To the best of my knowledge, Elliot Wolfson’s A Dream Interpreted Within a Dream is the most realized attempt to fuse Jewish and Buddhist mystical traditions. I was expecting it, sort of, but found myself somewhat surprised nevertheless. Very late in the last chapter of the book, you’ll fall into a deep rabbit hole, running about 8 pages, along with 10 pages of footnotes that illumine the author’s tracks into this thicket.
India enters into view on p.258 with a methodological leap past what is represented, in so many words, as the cul de sac of postmodernism into a philosophical discursus positioned by the Sankara school of Advaita Vedanta, Nagarjuna, and Dogen, the Japanese Zen sage. You’re back out into Poland on p.265 with the disciples of the Besht, who are now shown to weave, in conjunction with Mahayana philosophy, the light of the infinite into garments and dreamscapes. Their God is “a personal God” who “becomes only through its association with the unreal principles of Maya,” a personal God…[who] is himself something unreal” (p.459n.174). Another Buddhist, Allen Ginsburg writing from Japan gets the last word of the book.
These are new worlds for Jewish philosophy and religious thought, new worlds same as the old worlds. As for the historical link between India and medieval Jewish Kabbalah, , it is provided by Abraham Melamed’s “The Image of India in Medieval Jewish Culture: Between Adoration and Rejection,” Jewish History 20 (2006), 299-314. For the most part, Elliot’s discussion is theoretical.
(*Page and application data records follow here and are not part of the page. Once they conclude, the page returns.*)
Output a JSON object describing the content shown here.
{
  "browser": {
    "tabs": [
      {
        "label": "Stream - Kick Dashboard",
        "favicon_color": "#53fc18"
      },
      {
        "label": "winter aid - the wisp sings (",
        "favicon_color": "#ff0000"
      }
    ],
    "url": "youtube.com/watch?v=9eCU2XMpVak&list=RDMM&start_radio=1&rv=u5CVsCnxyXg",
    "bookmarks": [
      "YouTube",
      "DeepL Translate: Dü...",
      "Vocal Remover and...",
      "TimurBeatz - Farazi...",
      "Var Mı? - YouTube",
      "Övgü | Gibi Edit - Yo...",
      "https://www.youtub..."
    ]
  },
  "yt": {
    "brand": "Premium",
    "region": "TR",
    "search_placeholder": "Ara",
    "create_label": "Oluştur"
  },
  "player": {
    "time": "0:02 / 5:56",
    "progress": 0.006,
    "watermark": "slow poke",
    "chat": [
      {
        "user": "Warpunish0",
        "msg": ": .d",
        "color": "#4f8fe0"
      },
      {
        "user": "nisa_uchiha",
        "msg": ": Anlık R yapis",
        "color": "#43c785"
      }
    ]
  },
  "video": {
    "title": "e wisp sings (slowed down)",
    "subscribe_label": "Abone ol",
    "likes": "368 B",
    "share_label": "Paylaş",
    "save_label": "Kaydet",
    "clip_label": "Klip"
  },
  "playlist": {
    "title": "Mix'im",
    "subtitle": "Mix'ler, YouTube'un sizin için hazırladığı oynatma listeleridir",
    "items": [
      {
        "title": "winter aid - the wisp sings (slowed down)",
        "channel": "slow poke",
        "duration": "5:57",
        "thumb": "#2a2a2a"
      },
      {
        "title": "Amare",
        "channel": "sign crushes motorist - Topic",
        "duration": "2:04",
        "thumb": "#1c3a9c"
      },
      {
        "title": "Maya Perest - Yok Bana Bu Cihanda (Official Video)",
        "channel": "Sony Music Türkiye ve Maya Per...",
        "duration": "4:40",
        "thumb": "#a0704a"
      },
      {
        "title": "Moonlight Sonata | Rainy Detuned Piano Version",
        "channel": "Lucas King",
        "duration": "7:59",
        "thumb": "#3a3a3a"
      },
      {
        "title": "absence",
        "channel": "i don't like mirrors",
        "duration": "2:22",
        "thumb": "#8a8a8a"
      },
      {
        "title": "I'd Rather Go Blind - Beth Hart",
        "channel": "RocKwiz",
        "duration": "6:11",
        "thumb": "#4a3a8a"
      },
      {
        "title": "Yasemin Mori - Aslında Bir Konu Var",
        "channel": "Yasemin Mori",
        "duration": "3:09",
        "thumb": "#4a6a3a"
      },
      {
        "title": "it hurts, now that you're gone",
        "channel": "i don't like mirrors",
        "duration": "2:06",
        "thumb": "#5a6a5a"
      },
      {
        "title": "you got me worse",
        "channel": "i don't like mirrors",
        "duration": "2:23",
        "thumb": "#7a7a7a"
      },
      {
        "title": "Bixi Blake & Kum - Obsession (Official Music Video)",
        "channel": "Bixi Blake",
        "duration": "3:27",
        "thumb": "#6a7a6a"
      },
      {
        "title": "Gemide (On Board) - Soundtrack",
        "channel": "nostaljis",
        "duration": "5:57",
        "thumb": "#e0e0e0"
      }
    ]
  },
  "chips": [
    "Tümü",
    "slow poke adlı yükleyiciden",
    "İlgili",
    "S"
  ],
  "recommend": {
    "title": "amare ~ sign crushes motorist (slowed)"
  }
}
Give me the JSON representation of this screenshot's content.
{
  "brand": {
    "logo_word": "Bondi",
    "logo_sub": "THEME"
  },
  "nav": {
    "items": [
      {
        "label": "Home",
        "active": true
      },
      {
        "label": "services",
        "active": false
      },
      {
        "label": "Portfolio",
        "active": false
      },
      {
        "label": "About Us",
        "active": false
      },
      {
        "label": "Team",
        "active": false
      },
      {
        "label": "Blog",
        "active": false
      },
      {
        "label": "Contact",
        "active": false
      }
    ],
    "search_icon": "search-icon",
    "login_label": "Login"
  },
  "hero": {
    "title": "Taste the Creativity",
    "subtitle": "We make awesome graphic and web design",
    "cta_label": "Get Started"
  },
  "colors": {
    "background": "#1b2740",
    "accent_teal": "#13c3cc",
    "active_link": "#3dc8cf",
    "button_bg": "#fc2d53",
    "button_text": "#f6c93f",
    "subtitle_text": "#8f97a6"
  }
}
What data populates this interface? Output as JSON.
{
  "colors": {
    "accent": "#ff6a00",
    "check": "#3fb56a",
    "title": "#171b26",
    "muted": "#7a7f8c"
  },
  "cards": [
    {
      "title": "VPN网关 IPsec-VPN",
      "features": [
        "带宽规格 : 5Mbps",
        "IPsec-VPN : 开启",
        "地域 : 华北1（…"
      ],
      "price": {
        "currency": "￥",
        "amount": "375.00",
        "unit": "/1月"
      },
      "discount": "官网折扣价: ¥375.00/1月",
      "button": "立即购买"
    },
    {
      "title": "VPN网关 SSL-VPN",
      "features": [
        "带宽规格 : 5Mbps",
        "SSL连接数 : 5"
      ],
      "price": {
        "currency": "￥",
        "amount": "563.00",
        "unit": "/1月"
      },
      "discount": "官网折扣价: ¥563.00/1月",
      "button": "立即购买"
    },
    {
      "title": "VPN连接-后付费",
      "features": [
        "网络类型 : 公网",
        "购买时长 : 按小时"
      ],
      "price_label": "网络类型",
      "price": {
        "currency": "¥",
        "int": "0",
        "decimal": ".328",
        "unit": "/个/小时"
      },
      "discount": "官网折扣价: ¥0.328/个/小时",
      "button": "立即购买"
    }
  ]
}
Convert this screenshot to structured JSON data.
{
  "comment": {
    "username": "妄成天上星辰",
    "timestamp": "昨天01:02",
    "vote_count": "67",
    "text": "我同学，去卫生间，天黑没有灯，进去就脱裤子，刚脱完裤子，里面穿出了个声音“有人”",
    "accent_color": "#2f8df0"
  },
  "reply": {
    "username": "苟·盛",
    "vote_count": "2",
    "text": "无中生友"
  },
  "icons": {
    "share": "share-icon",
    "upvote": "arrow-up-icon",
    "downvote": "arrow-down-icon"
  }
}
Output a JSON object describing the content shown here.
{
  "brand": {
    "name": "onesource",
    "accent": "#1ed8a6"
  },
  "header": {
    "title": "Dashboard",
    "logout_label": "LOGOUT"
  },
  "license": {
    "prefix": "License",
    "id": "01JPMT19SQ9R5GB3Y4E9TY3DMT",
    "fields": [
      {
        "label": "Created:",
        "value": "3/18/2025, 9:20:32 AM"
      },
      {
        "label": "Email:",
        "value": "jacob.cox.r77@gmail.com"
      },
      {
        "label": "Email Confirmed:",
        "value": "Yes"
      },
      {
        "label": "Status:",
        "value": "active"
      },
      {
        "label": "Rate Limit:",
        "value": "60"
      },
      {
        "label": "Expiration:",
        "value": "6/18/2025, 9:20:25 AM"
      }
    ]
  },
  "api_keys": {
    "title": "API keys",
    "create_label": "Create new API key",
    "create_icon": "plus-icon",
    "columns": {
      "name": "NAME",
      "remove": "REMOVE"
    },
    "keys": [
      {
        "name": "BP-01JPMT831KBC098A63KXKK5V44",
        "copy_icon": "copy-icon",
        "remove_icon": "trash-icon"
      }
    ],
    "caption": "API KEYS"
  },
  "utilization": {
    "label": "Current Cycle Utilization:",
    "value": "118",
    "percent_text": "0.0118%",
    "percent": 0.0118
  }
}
As for those historical connections, it’s recognized by him that it’s “a matter that requires a careful investigation that lies beyond the scope of this study” (p.468n.206 ).